Last update: 17:23 | 11/08/2017
The University of Da Nang in collaboration with Fablab (fabrication laboratory) Da Nang, the United States Agency for International Development (USAID) and Arizona State University (ASU) officially launched a Maker Innovation Space in the central city yesterday.
Students of Da Nang Technology College demonstrate a solar-powered flood warning system at the Maker Innovation Space in Da Nang.
The space, located at Da Nang University, will help students gain skills to launch and test new technologies and innovative solutions for community development challenges with access to a fully equipped laboratory.
Maker Spaces enable university students to design, prototype, and manufacture their projects. The Đà Nẵng Maker Innovation Space will be equipped with 3-D printers, laser cutters, a wood and metal shop, as well as advanced design software available to all university student members.
Students will be able to use the Maker Innovation Space to translate the Science, Technology, Engineering, and Mathematics theory they learn in the classroom into prototypes for technological solutions for real-world problems. It is not only an educational facility, but also a solutions and inventions laboratory.
“The space is the most advanced innovation centre out of all Vietnamese universities and colleges, and we are proud to be the second city in Việt Nam developing such a space after HCM City,” said director of Da Nang University, Tran Van Nam.
He said the launching of the space was part of progressive efforts made by the University, USAID, ASU and Fablab Da Nang since 2015.
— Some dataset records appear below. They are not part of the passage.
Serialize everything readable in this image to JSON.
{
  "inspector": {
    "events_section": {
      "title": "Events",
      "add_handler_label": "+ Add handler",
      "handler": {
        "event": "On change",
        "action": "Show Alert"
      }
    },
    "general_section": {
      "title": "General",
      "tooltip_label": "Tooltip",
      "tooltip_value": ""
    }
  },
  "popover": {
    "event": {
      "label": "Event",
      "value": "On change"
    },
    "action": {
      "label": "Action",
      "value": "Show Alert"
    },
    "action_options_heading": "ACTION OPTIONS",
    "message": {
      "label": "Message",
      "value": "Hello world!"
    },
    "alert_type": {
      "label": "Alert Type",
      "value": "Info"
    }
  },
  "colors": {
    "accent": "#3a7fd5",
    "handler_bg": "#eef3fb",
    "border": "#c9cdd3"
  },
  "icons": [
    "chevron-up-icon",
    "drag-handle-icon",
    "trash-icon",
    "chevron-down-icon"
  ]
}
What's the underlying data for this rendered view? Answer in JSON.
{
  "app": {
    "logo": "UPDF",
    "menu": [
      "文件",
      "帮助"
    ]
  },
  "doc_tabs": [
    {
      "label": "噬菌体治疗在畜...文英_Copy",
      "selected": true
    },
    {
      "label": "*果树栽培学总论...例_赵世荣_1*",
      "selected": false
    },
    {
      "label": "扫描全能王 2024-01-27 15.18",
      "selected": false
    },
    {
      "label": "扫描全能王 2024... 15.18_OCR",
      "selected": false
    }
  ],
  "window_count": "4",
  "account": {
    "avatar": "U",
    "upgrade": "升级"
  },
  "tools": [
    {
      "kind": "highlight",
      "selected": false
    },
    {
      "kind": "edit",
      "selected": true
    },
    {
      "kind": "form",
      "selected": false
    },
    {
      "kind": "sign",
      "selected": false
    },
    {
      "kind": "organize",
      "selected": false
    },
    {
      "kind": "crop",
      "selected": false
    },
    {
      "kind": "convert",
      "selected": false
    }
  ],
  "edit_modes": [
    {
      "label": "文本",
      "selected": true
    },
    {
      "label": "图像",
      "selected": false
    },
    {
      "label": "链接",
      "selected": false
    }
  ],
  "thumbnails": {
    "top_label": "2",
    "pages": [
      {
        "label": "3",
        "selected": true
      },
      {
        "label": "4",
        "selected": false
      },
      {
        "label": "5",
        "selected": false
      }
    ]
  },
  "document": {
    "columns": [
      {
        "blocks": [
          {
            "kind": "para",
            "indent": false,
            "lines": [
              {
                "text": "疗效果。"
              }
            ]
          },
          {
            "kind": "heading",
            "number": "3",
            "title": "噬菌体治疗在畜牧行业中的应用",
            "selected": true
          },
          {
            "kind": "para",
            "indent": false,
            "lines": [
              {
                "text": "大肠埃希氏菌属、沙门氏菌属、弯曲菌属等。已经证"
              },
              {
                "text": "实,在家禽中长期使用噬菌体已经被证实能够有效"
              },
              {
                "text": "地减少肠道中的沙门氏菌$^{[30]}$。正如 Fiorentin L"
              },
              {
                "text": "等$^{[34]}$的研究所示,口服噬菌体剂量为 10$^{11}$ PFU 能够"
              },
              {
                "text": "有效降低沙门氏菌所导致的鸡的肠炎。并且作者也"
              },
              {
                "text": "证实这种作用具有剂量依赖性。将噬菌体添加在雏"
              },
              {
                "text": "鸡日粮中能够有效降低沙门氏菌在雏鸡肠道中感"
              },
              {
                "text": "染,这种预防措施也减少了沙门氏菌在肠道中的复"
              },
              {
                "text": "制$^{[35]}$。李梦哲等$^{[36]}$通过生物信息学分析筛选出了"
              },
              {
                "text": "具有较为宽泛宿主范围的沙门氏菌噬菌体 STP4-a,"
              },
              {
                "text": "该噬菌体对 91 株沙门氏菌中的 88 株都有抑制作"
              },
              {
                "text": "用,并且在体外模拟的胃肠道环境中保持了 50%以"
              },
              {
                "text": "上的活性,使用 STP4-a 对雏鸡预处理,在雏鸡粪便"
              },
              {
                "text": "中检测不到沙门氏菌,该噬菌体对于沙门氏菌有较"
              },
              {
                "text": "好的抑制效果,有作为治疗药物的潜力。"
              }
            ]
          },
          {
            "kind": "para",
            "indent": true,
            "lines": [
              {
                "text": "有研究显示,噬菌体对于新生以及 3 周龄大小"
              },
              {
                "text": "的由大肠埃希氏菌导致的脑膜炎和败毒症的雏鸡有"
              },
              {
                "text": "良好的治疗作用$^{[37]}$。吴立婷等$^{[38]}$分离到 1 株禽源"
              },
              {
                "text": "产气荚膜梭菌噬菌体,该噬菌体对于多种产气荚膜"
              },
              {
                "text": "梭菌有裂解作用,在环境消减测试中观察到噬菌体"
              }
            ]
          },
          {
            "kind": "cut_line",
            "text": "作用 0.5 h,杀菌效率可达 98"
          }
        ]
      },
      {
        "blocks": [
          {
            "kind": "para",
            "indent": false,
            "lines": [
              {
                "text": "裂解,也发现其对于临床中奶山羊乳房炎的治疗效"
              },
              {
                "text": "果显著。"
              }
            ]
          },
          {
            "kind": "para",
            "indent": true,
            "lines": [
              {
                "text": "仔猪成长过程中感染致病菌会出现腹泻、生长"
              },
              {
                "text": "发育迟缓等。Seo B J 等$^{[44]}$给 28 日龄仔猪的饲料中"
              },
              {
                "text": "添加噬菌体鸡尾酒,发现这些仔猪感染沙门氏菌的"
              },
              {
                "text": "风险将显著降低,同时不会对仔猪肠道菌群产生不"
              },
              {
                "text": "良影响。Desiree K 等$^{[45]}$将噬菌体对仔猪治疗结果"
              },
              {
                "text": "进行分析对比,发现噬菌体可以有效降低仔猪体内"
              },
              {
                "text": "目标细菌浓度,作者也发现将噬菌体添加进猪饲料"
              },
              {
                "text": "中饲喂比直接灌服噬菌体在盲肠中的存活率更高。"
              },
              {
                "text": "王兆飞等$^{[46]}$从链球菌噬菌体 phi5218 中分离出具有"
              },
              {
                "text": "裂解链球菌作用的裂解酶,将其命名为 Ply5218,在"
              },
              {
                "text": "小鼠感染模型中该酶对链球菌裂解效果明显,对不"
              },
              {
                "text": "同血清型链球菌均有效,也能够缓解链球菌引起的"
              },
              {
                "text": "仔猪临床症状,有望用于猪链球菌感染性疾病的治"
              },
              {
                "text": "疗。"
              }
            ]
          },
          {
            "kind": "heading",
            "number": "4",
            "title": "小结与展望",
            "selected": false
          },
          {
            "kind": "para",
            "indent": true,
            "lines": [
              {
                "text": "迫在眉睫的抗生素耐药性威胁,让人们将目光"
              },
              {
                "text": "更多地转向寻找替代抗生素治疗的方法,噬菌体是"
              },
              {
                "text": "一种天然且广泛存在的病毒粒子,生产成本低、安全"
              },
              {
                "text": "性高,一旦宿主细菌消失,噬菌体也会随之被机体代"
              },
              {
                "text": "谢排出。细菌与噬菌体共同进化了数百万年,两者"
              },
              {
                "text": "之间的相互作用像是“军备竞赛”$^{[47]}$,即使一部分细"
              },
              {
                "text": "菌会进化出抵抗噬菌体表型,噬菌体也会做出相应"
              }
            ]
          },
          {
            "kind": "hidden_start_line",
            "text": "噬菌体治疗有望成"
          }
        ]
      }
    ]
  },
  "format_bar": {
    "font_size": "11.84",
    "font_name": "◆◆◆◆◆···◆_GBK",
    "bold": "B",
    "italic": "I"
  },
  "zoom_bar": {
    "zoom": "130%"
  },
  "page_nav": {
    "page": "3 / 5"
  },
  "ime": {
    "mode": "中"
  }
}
He hoped the space would act as a launching pad for innovations among students in the central and central highlands region.
“Technology is changing everything we know...countries and people that embrace innovation are in the driver’s seat. Innovators get to shape these changes,” said USAID Vietnam’s Deputy Mission Director Craig Hart at the launch event.
“I know this Maker Space will quickly become a place of collaboration, ideas, and experimentation. What I also expect, though, is that Viet Nam’s inventors and technology leaders of the future will come out of the Maker Movement.”
The Maker Innovation Space is a component of the USAID Building University-Industry Learning and Development through Innovation and Technology (BUILD-IT) Alliance, a five-year project funded by USAID and implemented by ASU. The BUILD-IT Alliance is designed to help Viet Nam modernize its Science, Technology, Engineering, and Mathematics (STEM) higher education system. With more than 16 high-tech industry partners, 16 university partners, and the support of the Ministry of Education and Training and the Ministry of Industry and Trade, the Alliance is strengthening higher education policy, enabling closer university-private sector collaboration, and modernising Viet Nam’s academic programmes in STEM fields.
USAID BUILD-IT launched its first Maker Innovation Space in HCM City’s Sai Gon Hi-Tech Park and selected Da Nang for its second facility based on the city’s reputation for innovation and the strength of its partners here.
USAID aims to help coming generations of university graduates achieve inclusive, technology-based growth, which fits squarely into Viet Nam’s ongoing effort to revolutionise its economy under the Viet Nam 2035 strategy.
Earlier this year, Da Nang University and University of Nice Sophia Antipolis and the Agence Universitaire de la Francophonie (AUF) (Francophone University Association) inked a Memorandum of Understanding (MoU) in the fields of scientific research, education and student exchange, technology transfer, communications, business management, water management, and embedded software systems.
The university also plans to establish a teacher training college for engineering and the Việt Nam-United Kingdom University in the central city from next year.
Da Nang University, which is one of the top 50 universities in ASEAN, and a key human resource centre for the central and Central Highlands regions, has developed 12 college-level education centres and trains 90,000 students per year.